Director: Damien Chazelle
Runtime: 106 minutes
The title may be Whiplash, but thankfully the actual film is much more emotionally consistent. Director Damien Chazelle's second feature, adapted from his own short, features solid acting and exhaustingly passionate musical performances. Yet for all of the fury taken out on various instruments, Whiplash's emotional thrills hardly linger. Chazelle's direction is confident, never allowing intense scenes to boil over into laughable melodrama, but his protagonist is too simply defined to be much more than an audience surrogate.
When it comes to specific performance skills, actors often undergo rigorous training to look the part on screen. Unfortunately, filmmakers (and even the actors) forget that in the grand scheme of things, learning skills is as superficial as a costume. It's rare for an actor to develop a skill for a film and find ways of transferring emotion into said skill on camera. So for all of the literal blood, sweat, and tears that Miles Teller puts into his role as determined music Andrew, it's difficult to locate significant character building across the film's 100 minutes. Teller drums and drums until his fingers bleed and his body is soaked with sweat. It's impressive stuff to watch, but rarely does it feel like more than just an intense musical performance.
That's not to say that Teller isn't pouring his heart into his musical performances. The pain and utter exhaustion on his face during marathon-length practice sessions is powerful stuff. However, what little else we get about Andrew outside of his drive to be "one of the greats" of Jazz is pretty slim. He wants it. He wants it even if it means enduring the semi-insane teaching style of Prof. Fletcher (J.K. Simmons). Fletcher never wants to give out compliments, as he's under the impression that they give performers an excuse to slack off or go soft. Even then, his classroom behavior sometimes boggles the mind.
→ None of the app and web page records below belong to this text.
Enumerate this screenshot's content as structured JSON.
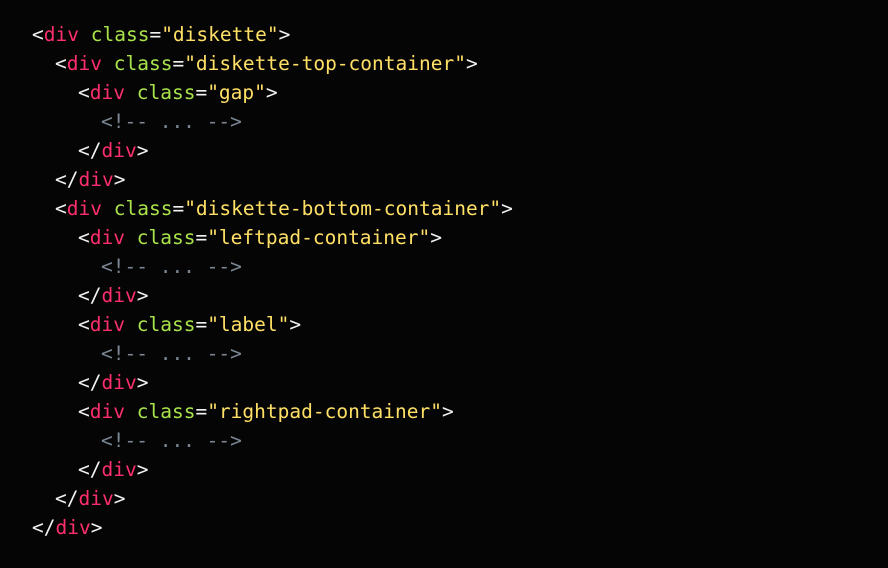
{
  "editor": {
    "lines": [
      {
        "type": "open",
        "indent": 0,
        "tag": "div",
        "attr": "class",
        "value": "\"diskette\""
      },
      {
        "type": "open",
        "indent": 1,
        "tag": "div",
        "attr": "class",
        "value": "\"diskette-top-container\""
      },
      {
        "type": "open",
        "indent": 2,
        "tag": "div",
        "attr": "class",
        "value": "\"gap\""
      },
      {
        "type": "comment",
        "indent": 3,
        "text": "<!-- ... -->"
      },
      {
        "type": "close",
        "indent": 2,
        "tag": "div"
      },
      {
        "type": "close",
        "indent": 1,
        "tag": "div"
      },
      {
        "type": "open",
        "indent": 1,
        "tag": "div",
        "attr": "class",
        "value": "\"diskette-bottom-container\""
      },
      {
        "type": "open",
        "indent": 2,
        "tag": "div",
        "attr": "class",
        "value": "\"leftpad-container\""
      },
      {
        "type": "comment",
        "indent": 3,
        "text": "<!-- ... -->"
      },
      {
        "type": "close",
        "indent": 2,
        "tag": "div"
      },
      {
        "type": "open",
        "indent": 2,
        "tag": "div",
        "attr": "class",
        "value": "\"label\""
      },
      {
        "type": "comment",
        "indent": 3,
        "text": "<!-- ... -->"
      },
      {
        "type": "close",
        "indent": 2,
        "tag": "div"
      },
      {
        "type": "open",
        "indent": 2,
        "tag": "div",
        "attr": "class",
        "value": "\"rightpad-container\""
      },
      {
        "type": "comment",
        "indent": 3,
        "text": "<!-- ... -->"
      },
      {
        "type": "close",
        "indent": 2,
        "tag": "div"
      },
      {
        "type": "close",
        "indent": 1,
        "tag": "div"
      },
      {
        "type": "close",
        "indent": 0,
        "tag": "div"
      }
    ]
  },
  "colors": {
    "background": "#050505",
    "tag": "#ff2f6d",
    "attribute": "#a9e34b",
    "string": "#ffe066",
    "comment": "#7b8794",
    "punctuation": "#f2f2f2"
  }
}
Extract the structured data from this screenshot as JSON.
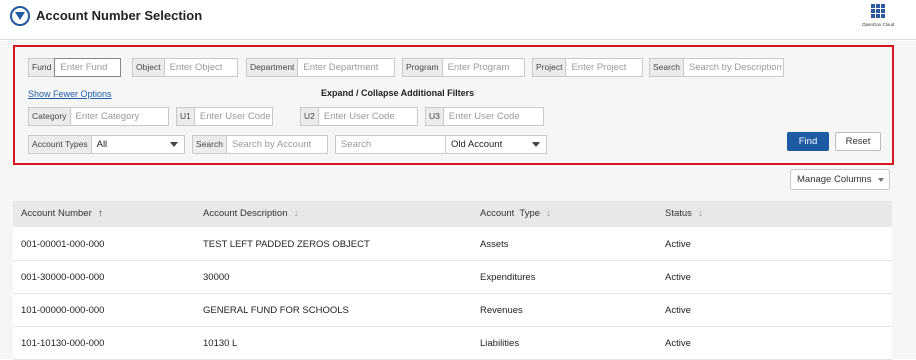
{
  "header": {
    "title": "Account Number Selection",
    "apps_label": "OpenGov Cloud"
  },
  "filters": {
    "row1": [
      {
        "label": "Fund",
        "placeholder": "Enter Fund"
      },
      {
        "label": "Object",
        "placeholder": "Enter Object"
      },
      {
        "label": "Department",
        "placeholder": "Enter Department"
      },
      {
        "label": "Program",
        "placeholder": "Enter Program"
      },
      {
        "label": "Project",
        "placeholder": "Enter Project"
      },
      {
        "label": "Search",
        "placeholder": "Search by Description"
      }
    ],
    "show_fewer": "Show Fewer Options",
    "expand_label": "Expand / Collapse Additional Filters",
    "row2": [
      {
        "label": "Category",
        "placeholder": "Enter Category"
      },
      {
        "label": "U1",
        "placeholder": "Enter User Code"
      },
      {
        "label": "U2",
        "placeholder": "Enter User Code"
      },
      {
        "label": "U3",
        "placeholder": "Enter User Code"
      }
    ],
    "account_types": {
      "label": "Account Types",
      "value": "All"
    },
    "search_account": {
      "label": "Search",
      "placeholder": "Search by Account"
    },
    "search_plain": {
      "placeholder": "Search"
    },
    "old_account": {
      "value": "Old Account"
    },
    "find": "Find",
    "reset": "Reset"
  },
  "manage_columns": "Manage Columns",
  "table": {
    "columns": [
      "Account Number",
      "Account Description",
      "Account  Type",
      "Status"
    ],
    "rows": [
      [
        "001-00001-000-000",
        "TEST LEFT PADDED ZEROS OBJECT",
        "Assets",
        "Active"
      ],
      [
        "001-30000-000-000",
        "30000",
        "Expenditures",
        "Active"
      ],
      [
        "101-00000-000-000",
        "GENERAL FUND FOR SCHOOLS",
        "Revenues",
        "Active"
      ],
      [
        "101-10130-000-000",
        "10130 L",
        "Liabilities",
        "Active"
      ]
    ]
  },
  "colors": {
    "brand_blue": "#1d5aa3",
    "highlight_red": "#d8141f"
  }
}
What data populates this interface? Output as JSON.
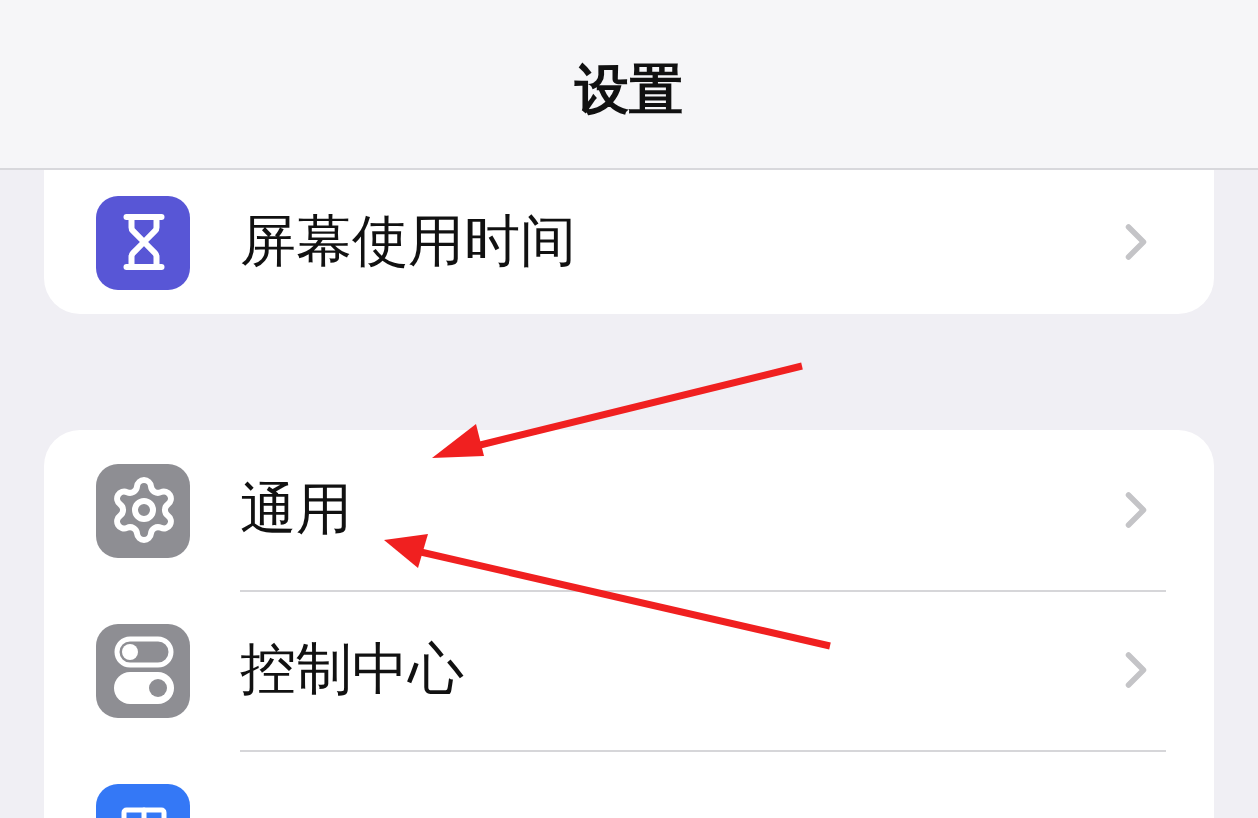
{
  "header": {
    "title": "设置"
  },
  "sections": [
    {
      "items": [
        {
          "label": "屏幕使用时间",
          "kind": "hourglass",
          "color": "#5856d6"
        }
      ]
    },
    {
      "items": [
        {
          "label": "通用",
          "kind": "gear",
          "color": "#8e8e93"
        },
        {
          "label": "控制中心",
          "kind": "toggles",
          "color": "#8e8e93"
        },
        {
          "kind": "display",
          "color": "#3478f6"
        }
      ]
    }
  ]
}
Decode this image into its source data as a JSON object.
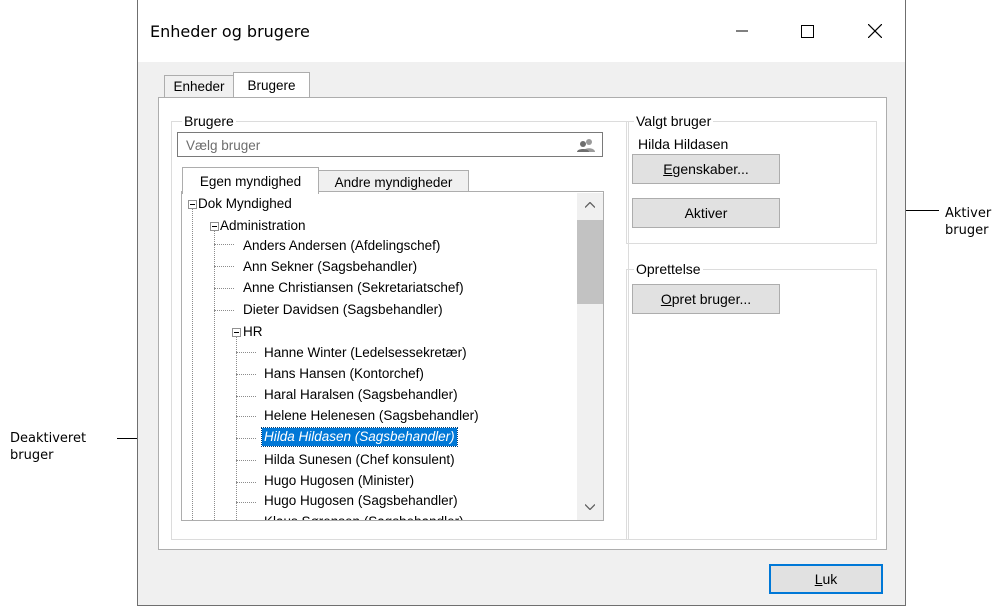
{
  "window": {
    "title": "Enheder og brugere",
    "controls": [
      "minimize-icon",
      "maximize-icon",
      "close-icon"
    ]
  },
  "tabs": [
    {
      "label": "Enheder",
      "active": false
    },
    {
      "label": "Brugere",
      "active": true
    }
  ],
  "users_group": {
    "label": "Brugere",
    "search_placeholder": "Vælg bruger",
    "search_icon": "users-icon",
    "inner_tabs": [
      {
        "label": "Egen myndighed",
        "active": true
      },
      {
        "label": "Andre myndigheder",
        "active": false
      }
    ],
    "tree": {
      "root": "Dok Myndighed",
      "administration": "Administration",
      "admin_users": [
        "Anders Andersen (Afdelingschef)",
        "Ann Sekner (Sagsbehandler)",
        "Anne Christiansen (Sekretariatschef)",
        "Dieter Davidsen (Sagsbehandler)"
      ],
      "hr": "HR",
      "hr_users": [
        "Hanne Winter (Ledelsessekretær)",
        "Hans Hansen (Kontorchef)",
        "Haral Haralsen (Sagsbehandler)",
        "Helene Helenesen (Sagsbehandler)",
        "Hilda Hildasen (Sagsbehandler)",
        "Hilda Sunesen  (Chef konsulent)",
        "Hugo Hugosen (Minister)",
        "Hugo Hugosen (Sagsbehandler)",
        "Klaus Sørensen (Sagsbehandler)"
      ],
      "selected": "Hilda Hildasen (Sagsbehandler)"
    }
  },
  "selected_group": {
    "label": "Valgt bruger",
    "user_name": "Hilda Hildasen",
    "properties_button": {
      "prefix": "E",
      "rest": "genskaber..."
    },
    "activate_button": "Aktiver"
  },
  "create_group": {
    "label": "Oprettelse",
    "create_button": {
      "prefix": "O",
      "rest": "pret bruger..."
    }
  },
  "close_button": {
    "prefix": "L",
    "rest": "uk"
  },
  "callouts": {
    "left": [
      "Deaktiveret",
      "bruger"
    ],
    "right": [
      "Aktiver",
      "bruger"
    ]
  }
}
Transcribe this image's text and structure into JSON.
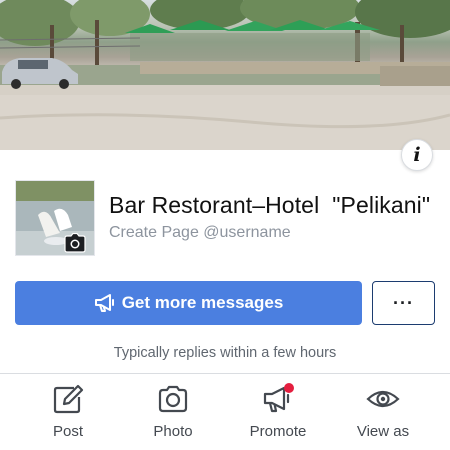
{
  "page": {
    "name": "Bar Restorant–Hotel  \"Pelikani\"",
    "username": "Create Page @username"
  },
  "icons": {
    "info": "info-icon",
    "camera": "camera-icon",
    "megaphone": "megaphone-icon",
    "more": "more-icon",
    "post": "edit-icon",
    "photo": "camera-icon",
    "promote": "megaphone-icon",
    "view_as": "eye-icon"
  },
  "info_glyph": "i",
  "cta": {
    "label": "Get more messages"
  },
  "more_label": "···",
  "reply_time": "Typically replies within a few hours",
  "actions": [
    {
      "label": "Post"
    },
    {
      "label": "Photo"
    },
    {
      "label": "Promote"
    },
    {
      "label": "View as"
    }
  ],
  "colors": {
    "primary": "#4b7fe0",
    "notification_dot": "#e41e3f",
    "border_dark": "#1c3c70"
  }
}
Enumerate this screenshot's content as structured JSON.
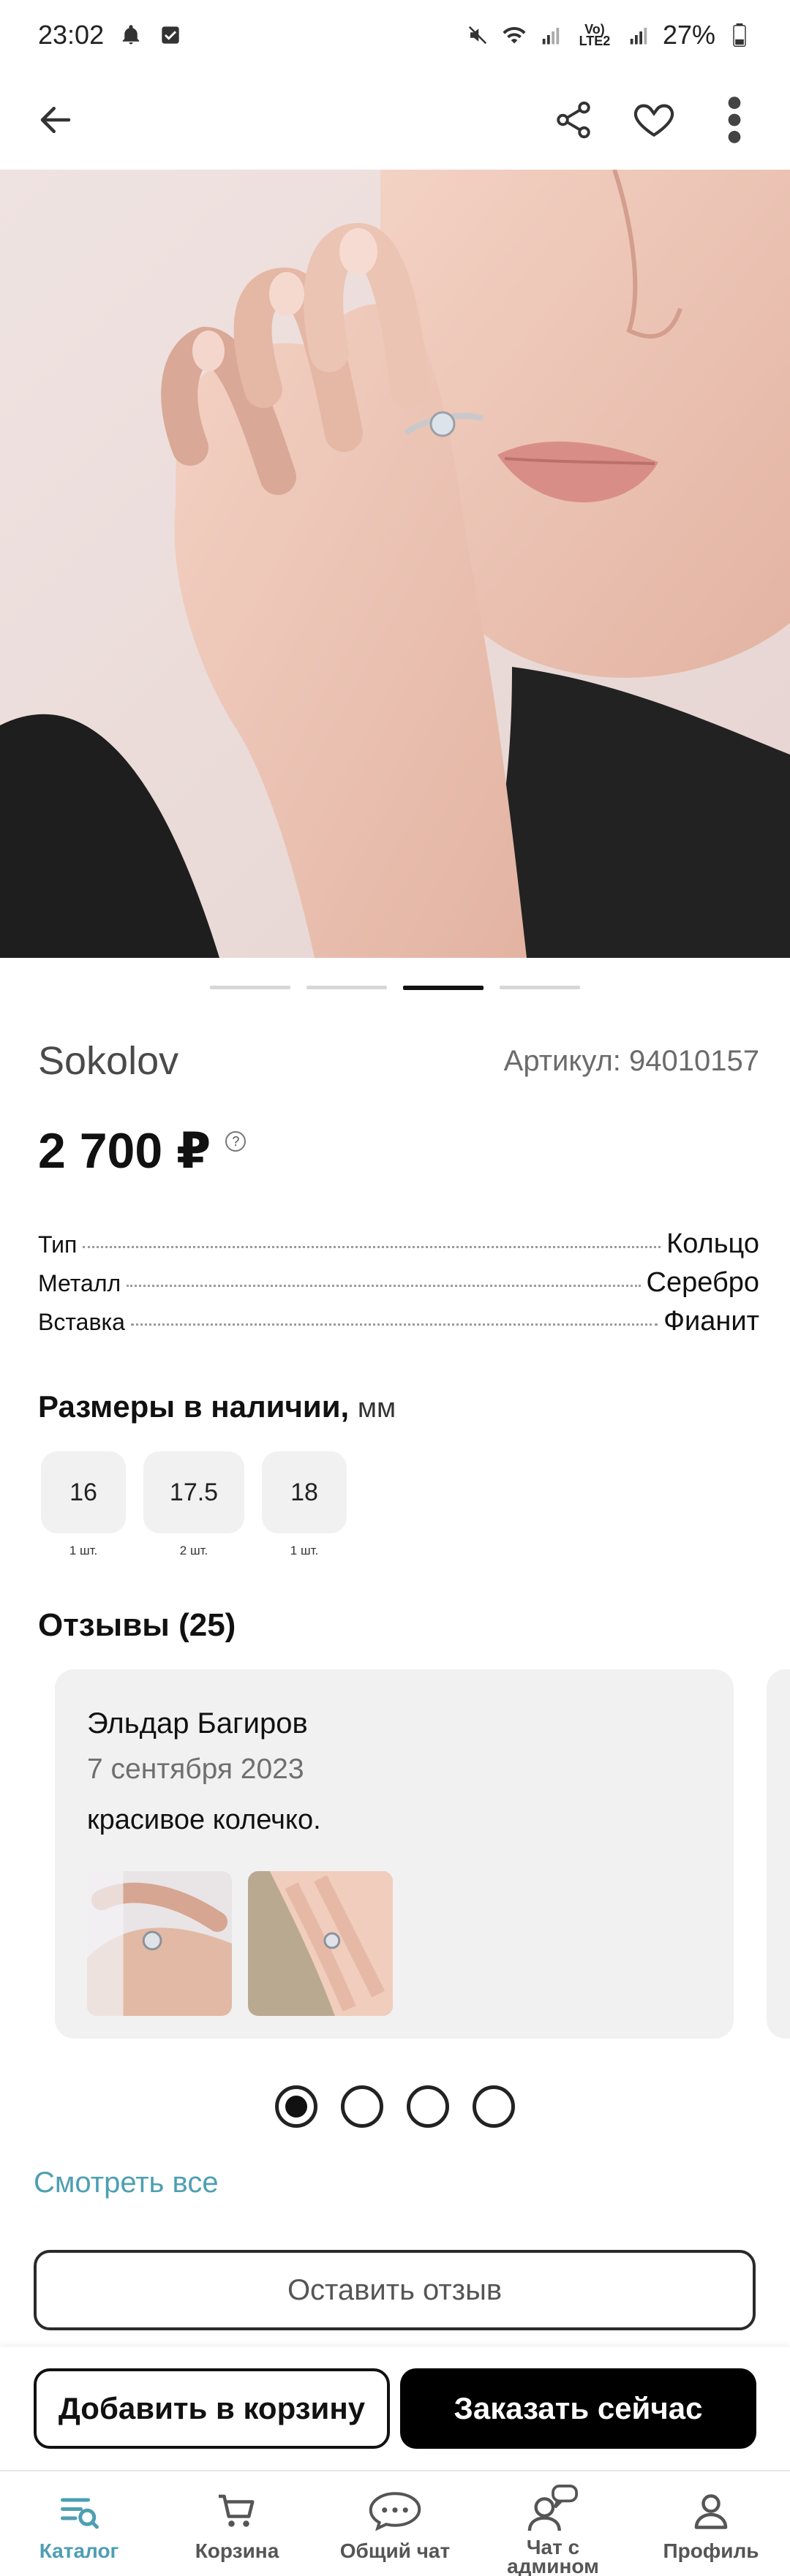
{
  "status_bar": {
    "time": "23:02",
    "network_label": "Vo) LTE2",
    "battery": "27%"
  },
  "app_bar": {
    "back_icon": "arrow-left-icon",
    "share_icon": "share-icon",
    "favorite_icon": "heart-icon",
    "more_icon": "more-vertical-icon"
  },
  "gallery": {
    "count": 4,
    "active_index": 2
  },
  "product": {
    "brand": "Sokolov",
    "article": "Артикул: 94010157",
    "price": "2 700 ₽",
    "price_help": "?"
  },
  "specs": [
    {
      "label": "Тип",
      "value": "Кольцо"
    },
    {
      "label": "Металл",
      "value": "Серебро"
    },
    {
      "label": "Вставка",
      "value": "Фианит"
    }
  ],
  "sizes": {
    "title": "Размеры в наличии,",
    "unit": "мм",
    "items": [
      {
        "size": "16",
        "qty": "1 шт."
      },
      {
        "size": "17.5",
        "qty": "2 шт."
      },
      {
        "size": "18",
        "qty": "1 шт."
      }
    ]
  },
  "reviews": {
    "title": "Отзывы (25)",
    "card": {
      "author": "Эльдар Багиров",
      "date": "7 сентября 2023",
      "text": "красивое колечко."
    },
    "pages": 4,
    "active_page": 0,
    "see_all": "Смотреть все",
    "leave_review": "Оставить отзыв"
  },
  "actions": {
    "add_to_cart": "Добавить в корзину",
    "order_now": "Заказать сейчас"
  },
  "tabs": [
    {
      "label": "Каталог",
      "icon": "catalog-search-icon",
      "active": true
    },
    {
      "label": "Корзина",
      "icon": "cart-icon",
      "active": false
    },
    {
      "label": "Общий чат",
      "icon": "chat-bubble-icon",
      "active": false
    },
    {
      "label": "Чат с админом",
      "icon": "admin-chat-icon",
      "active": false
    },
    {
      "label": "Профиль",
      "icon": "profile-icon",
      "active": false
    }
  ],
  "colors": {
    "accent": "#4e9fb2",
    "primary": "#000000",
    "card_bg": "#f1f1f1"
  }
}
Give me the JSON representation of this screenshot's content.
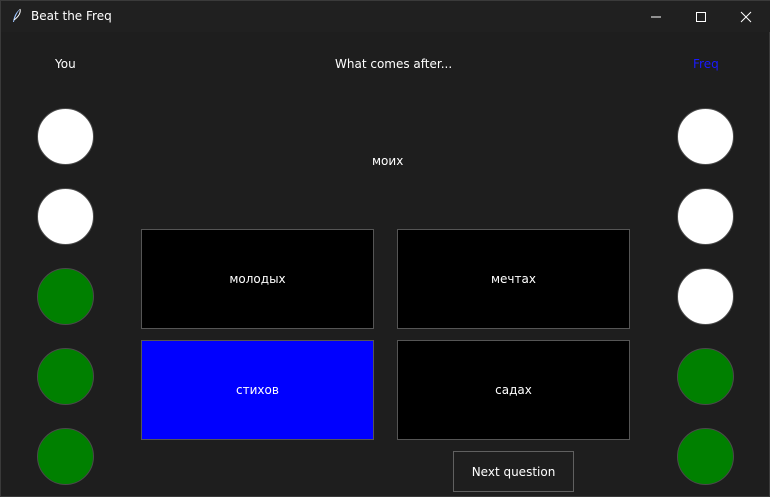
{
  "window": {
    "title": "Beat the Freq",
    "controls": {
      "minimize": "minimize-icon",
      "maximize": "maximize-icon",
      "close": "close-icon"
    }
  },
  "header": {
    "player_label": "You",
    "question": "What comes after...",
    "opponent_label": "Freq"
  },
  "prompt": {
    "word": "моих"
  },
  "answers": [
    {
      "label": "молодых",
      "selected": false
    },
    {
      "label": "мечтах",
      "selected": false
    },
    {
      "label": "стихов",
      "selected": true
    },
    {
      "label": "садах",
      "selected": false
    }
  ],
  "player_lights": [
    "white",
    "white",
    "green",
    "green",
    "green"
  ],
  "opponent_lights": [
    "white",
    "white",
    "white",
    "green",
    "green"
  ],
  "colors": {
    "background": "#1e1e1e",
    "selected_answer": "#0000ff",
    "answer_bg": "#000000",
    "light_on": "#008000",
    "light_off": "#ffffff",
    "opponent_label": "#1a1aff"
  },
  "actions": {
    "next_label": "Next question"
  }
}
Simmons, at least, is working with material that requires some emotional dexterity. For all of Fletcher's outbursts (verbal and physical), Simmons and Chazelle never turn him into someone entirely devoid of humanity or compassion. Fletcher demands perfection of his Jazz band even though it's impossible to really reach his standards, and Simmons keeps that hollow perfectionism under fierce control.
Yet the further the film moves outside of the classroom and/or the stage, the less engrossing Whiplash becomes. A scene where Andrew listens to family friends praise their star athlete son is almost insultingly simple. Surprise, people are congratulating athletics and model UN as worthwhile accomplishments, but woe to those artsy types. Aren't they such heroic underdogs for pursuing things like music (I mean, really, who listens to music these days?). At least Chazelle caps off the bit with a nice stab of humor, but even so, the entire sequence is cliched and lacking in anything fresh or new.
Beyond the woe-to-the-artists stuff, Chazelle also has an unsatisfying way of navigating the issues that stem from his set-up. Andrew's determination is so all consuming that he's not a particularly interesting character for Teller to sink in to. He wants to be the best. He cuts things off with a potential romantic interest because he knows his dedication to practicing will drive them away. He goes through minor triumphs and staggering defeats. It doesn't exactly prompt a shrug, but it does make Andrew's struggle less involving than it ought to be. The story's conclusion gets the pulse up for an exasperating amount of time, but once those credits start rolling, there's not much to care about.
With its character-based deficiencies, all that's really left to prop up Whiplash are the scenes involving Prof. Fletcher's practice sessions and Andrew's own Herculean efforts to meet his tyrannical leader's expectations. Chazelle's directing during these scenes mark the film's high points, tapping into the furious effort that Andrew's drummer position requires. The sequences are as bursting with life as the music being played, and that surface level adrenaline rush can be thrilling to behold. All of that raucous energy holds your attention through every second, and yet it all fades too quickly without a fully developed protagonist to investigate and hopefully root for. The pulse quickens, yet the heart remains almost completely unmoved.